Taipei--More than 57 percent of working-age, married women in 2016 were employed, according to a government survey released Thursday.
Last year, a total of 2.96 million married women aged 15 to 64 were working, the survey conducted by the Directorate-General of Budget, Accounting and Statistics shows.
Of this figure, 1.57 million people, or 53.09 percent, had been working since they were single, while 520,000 and 384,000 people, accounting for 17.56 percent and 12.95 percent respectively, had suspended their career for marriage and childbirth at some point, the survey reveals.
There were 2.21 million, or 42.76 percent, married women who were not working, according to the survey.
Of these people, 644,000, or 29.11 percent, had left their jobs since getting married, while 404,000, or 18.26 percent, had not been working since quitting their jobs for childbirth, the survey shows.
It also found that 1.32 million, or 29.92 percent, of women aged 15 to 64 had left their jobs for marriage at some point, and only 673,000, or 51.1 percent, returned to the workplace some time later.
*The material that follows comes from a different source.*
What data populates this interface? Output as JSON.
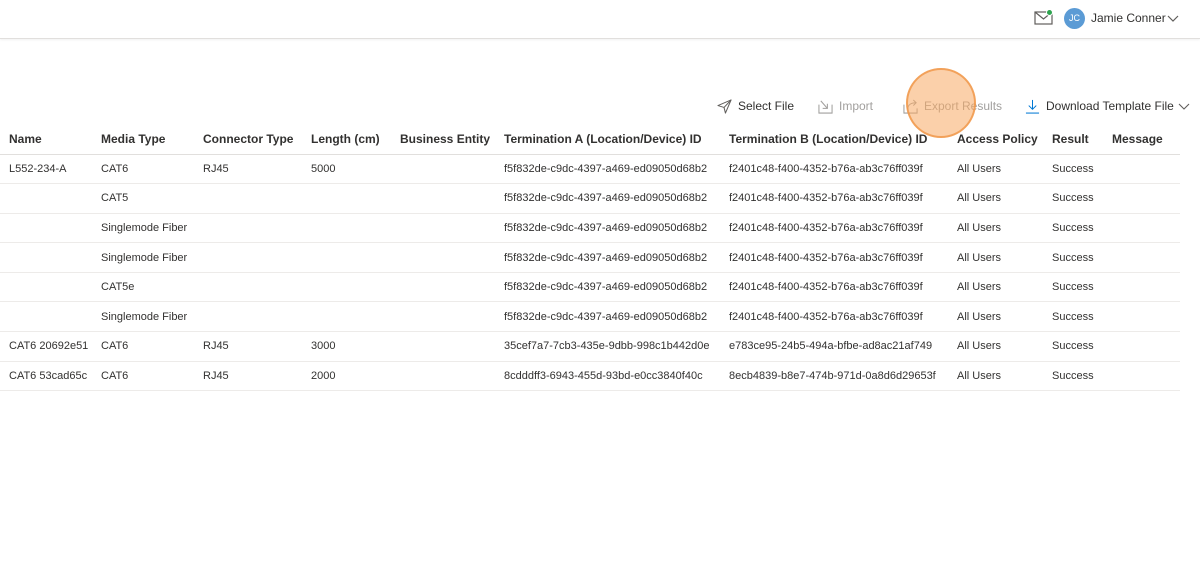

A total of 794,000 people, or 24.99 percent, left their jobs at the first childbirth. Only 505,000 people, or 55.57 percent, of women who had quitted for childbirth later returned to the workplace, according to the survey.
In Taiwan, a male has to be 18 years old to be legally married and a female needs to be 16 but cases of under-age marriage exist, mainly in rural areas.
Source: Focus Taiwan News Channel